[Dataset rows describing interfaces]

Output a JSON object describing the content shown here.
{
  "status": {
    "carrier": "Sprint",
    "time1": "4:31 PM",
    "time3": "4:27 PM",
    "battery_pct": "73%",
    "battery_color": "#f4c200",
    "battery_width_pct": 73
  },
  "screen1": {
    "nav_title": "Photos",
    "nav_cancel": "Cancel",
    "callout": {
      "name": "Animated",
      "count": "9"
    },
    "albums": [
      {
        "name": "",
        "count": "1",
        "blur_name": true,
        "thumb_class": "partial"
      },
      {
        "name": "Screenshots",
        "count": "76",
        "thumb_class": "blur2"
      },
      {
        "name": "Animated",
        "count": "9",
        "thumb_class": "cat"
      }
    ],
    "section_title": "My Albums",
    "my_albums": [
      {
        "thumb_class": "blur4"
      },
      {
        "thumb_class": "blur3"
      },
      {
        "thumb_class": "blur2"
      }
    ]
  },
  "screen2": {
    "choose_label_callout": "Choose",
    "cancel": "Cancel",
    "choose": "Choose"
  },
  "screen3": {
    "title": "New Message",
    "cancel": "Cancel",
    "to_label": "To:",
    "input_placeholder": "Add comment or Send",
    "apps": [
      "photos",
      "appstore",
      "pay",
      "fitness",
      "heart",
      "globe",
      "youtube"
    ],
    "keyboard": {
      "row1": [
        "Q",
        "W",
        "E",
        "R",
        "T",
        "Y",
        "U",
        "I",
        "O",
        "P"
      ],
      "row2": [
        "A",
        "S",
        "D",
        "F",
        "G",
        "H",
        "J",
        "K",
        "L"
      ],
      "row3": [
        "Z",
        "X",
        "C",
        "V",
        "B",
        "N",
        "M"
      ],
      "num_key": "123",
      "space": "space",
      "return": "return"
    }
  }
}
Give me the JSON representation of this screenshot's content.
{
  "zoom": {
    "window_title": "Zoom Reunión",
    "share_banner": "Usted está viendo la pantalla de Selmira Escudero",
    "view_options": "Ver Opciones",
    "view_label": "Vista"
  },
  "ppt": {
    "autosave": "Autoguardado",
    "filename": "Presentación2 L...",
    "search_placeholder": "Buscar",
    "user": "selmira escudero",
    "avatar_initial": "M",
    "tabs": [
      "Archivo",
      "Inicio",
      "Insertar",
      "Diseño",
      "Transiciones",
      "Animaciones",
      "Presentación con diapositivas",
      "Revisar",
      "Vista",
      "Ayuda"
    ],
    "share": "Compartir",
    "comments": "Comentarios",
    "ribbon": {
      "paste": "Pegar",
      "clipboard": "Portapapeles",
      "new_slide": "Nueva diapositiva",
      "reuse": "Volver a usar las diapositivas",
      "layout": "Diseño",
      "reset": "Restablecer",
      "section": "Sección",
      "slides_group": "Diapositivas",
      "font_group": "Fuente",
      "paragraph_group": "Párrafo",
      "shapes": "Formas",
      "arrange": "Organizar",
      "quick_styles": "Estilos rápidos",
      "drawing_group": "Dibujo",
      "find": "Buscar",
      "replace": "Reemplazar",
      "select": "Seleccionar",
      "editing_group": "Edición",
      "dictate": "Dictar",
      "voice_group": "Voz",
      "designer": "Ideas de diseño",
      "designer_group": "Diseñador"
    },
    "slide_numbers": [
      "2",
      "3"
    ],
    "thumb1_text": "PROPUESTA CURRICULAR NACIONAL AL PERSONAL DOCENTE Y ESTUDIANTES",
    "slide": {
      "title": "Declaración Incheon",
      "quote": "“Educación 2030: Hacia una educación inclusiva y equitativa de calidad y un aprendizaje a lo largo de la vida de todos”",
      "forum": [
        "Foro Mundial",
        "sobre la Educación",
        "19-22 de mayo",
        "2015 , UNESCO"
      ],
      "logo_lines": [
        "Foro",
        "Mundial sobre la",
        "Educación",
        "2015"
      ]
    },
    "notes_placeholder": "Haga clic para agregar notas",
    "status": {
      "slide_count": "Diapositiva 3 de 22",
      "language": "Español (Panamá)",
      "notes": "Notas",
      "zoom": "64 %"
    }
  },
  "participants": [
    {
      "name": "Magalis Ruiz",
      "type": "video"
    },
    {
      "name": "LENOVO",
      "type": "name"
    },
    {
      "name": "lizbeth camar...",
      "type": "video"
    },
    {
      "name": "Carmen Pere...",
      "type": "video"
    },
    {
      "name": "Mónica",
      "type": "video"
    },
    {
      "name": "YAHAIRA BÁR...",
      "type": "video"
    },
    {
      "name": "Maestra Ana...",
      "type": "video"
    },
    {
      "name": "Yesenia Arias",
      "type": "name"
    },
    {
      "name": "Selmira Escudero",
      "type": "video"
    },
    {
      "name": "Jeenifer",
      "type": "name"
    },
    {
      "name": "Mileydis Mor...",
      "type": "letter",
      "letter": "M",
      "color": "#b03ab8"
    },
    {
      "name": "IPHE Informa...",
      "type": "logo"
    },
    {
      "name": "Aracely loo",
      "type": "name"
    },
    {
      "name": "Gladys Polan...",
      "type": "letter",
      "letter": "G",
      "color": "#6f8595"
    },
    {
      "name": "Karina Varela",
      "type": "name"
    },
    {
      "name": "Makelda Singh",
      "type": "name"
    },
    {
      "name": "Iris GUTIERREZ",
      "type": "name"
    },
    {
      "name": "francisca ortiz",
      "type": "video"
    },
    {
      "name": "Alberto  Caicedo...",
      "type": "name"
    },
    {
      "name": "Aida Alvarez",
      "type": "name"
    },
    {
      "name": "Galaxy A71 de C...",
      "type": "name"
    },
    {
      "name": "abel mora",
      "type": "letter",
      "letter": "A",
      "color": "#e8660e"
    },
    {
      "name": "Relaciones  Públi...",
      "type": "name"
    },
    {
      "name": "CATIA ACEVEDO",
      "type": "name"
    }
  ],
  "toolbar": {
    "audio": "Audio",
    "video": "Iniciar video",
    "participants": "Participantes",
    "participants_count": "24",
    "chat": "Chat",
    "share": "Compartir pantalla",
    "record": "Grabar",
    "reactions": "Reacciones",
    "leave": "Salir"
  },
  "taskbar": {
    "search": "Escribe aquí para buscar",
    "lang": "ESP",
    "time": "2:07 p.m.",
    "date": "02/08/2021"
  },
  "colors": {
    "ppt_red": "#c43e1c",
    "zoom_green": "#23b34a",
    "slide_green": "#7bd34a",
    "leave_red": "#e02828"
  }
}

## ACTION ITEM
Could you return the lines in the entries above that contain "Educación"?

## RESPONSE FOR THIS EXERCISE
      "quote": "“Educación 2030: Hacia una educación inclusiva y equitativa de calidad y un aprendizaje a lo largo de la vida de todos”",
        "sobre la Educación",
        "Educación",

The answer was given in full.